Server Configuration

The server side of the connection needs some configuration to make the ssh tunneling work as well. First, the client need a valid account on the remote host is necessary in order to support the ssh tunnel. A valid shell is not strictly necessary for these ssh tunnels, though; something like:

  sleep 10

would suffice. This would prevent the FTP users from logging in, yet give them enough time to establish a port forwarded ssh connection. With this sort of quasi-shell (although, strictly speaking, there are better, more restrictive shells than this example, as it could be escaped from), one can ssh over any command:

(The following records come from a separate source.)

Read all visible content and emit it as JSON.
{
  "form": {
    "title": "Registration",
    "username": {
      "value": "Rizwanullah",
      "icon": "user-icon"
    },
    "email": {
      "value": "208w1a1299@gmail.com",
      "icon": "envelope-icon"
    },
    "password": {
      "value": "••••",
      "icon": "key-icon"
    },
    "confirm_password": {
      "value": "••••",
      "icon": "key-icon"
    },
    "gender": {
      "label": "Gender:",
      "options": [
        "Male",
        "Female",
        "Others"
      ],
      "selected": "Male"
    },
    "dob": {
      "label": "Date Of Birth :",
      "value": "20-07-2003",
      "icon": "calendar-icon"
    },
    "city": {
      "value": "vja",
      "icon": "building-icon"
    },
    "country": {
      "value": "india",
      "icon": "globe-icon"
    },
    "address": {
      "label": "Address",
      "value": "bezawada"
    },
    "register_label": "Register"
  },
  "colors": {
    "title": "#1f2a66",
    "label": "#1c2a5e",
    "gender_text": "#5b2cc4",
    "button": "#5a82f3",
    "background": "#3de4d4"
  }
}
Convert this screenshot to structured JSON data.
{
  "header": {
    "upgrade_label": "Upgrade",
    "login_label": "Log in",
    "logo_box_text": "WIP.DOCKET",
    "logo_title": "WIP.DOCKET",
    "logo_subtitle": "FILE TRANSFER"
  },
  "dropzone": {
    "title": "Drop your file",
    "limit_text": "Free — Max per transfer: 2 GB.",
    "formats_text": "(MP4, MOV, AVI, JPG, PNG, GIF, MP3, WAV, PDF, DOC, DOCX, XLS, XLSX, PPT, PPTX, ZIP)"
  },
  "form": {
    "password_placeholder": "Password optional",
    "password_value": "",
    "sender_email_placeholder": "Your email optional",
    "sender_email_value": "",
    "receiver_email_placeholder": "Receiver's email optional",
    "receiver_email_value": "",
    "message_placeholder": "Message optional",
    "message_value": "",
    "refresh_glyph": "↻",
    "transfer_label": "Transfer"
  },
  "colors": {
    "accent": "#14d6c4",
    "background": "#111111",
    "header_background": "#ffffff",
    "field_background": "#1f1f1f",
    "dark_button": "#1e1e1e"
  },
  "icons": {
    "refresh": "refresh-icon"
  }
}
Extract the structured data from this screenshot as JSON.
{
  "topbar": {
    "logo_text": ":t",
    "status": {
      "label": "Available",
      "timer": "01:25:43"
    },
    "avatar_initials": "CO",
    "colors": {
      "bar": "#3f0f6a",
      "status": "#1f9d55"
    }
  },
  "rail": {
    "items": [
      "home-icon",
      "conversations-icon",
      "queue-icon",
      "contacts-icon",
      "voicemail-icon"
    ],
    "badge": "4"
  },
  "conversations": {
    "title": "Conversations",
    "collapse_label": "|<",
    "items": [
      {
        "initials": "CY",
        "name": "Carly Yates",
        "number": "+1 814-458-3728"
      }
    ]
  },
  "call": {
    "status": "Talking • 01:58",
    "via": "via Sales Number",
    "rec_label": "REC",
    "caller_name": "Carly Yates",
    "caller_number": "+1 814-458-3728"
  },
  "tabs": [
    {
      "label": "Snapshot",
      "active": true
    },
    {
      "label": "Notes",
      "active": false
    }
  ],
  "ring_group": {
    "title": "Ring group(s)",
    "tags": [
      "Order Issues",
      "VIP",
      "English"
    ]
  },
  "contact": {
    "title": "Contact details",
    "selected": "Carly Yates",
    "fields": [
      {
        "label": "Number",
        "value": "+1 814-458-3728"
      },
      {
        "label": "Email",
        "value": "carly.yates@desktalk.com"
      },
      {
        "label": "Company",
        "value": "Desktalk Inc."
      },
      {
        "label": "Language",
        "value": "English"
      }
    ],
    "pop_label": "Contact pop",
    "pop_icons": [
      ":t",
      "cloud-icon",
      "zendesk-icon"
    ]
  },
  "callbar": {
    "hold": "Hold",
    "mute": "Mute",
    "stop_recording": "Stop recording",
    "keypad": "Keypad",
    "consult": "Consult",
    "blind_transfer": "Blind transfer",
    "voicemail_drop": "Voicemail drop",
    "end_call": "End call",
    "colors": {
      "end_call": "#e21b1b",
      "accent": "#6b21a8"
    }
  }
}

ssh -l test -f -L3000:ftpserver:21 ftpserver true && ftp localhost 3000

You'll also need to use the AllowForeignAddress configuration directive to your configuration file:

AllowForeignAddress on

or proftpd will reject the passive transfer connections and log:

SECURITY VIOLATION: Passive connection from {host} rejected

Note that the use of the server host's DNS name, or its IP address, in the setting up of the ssh tunnel assumes that the routing of traffic to the host's own IP address will be short-circuited in the kernel and thus not actually be transmitted on the wire. On modern kernels this is a fair assumption, but may not always be the case. For the truly paranoid, use of localhost or as the remote-addr parameter in the ssh tunnel command would cause traffic on host to be sent over its loopback address, and not over the network. However, this will prevent data transfers from working altogether. The author is presently developing a patch for scenarios like this; if interested, please contact him directly via email.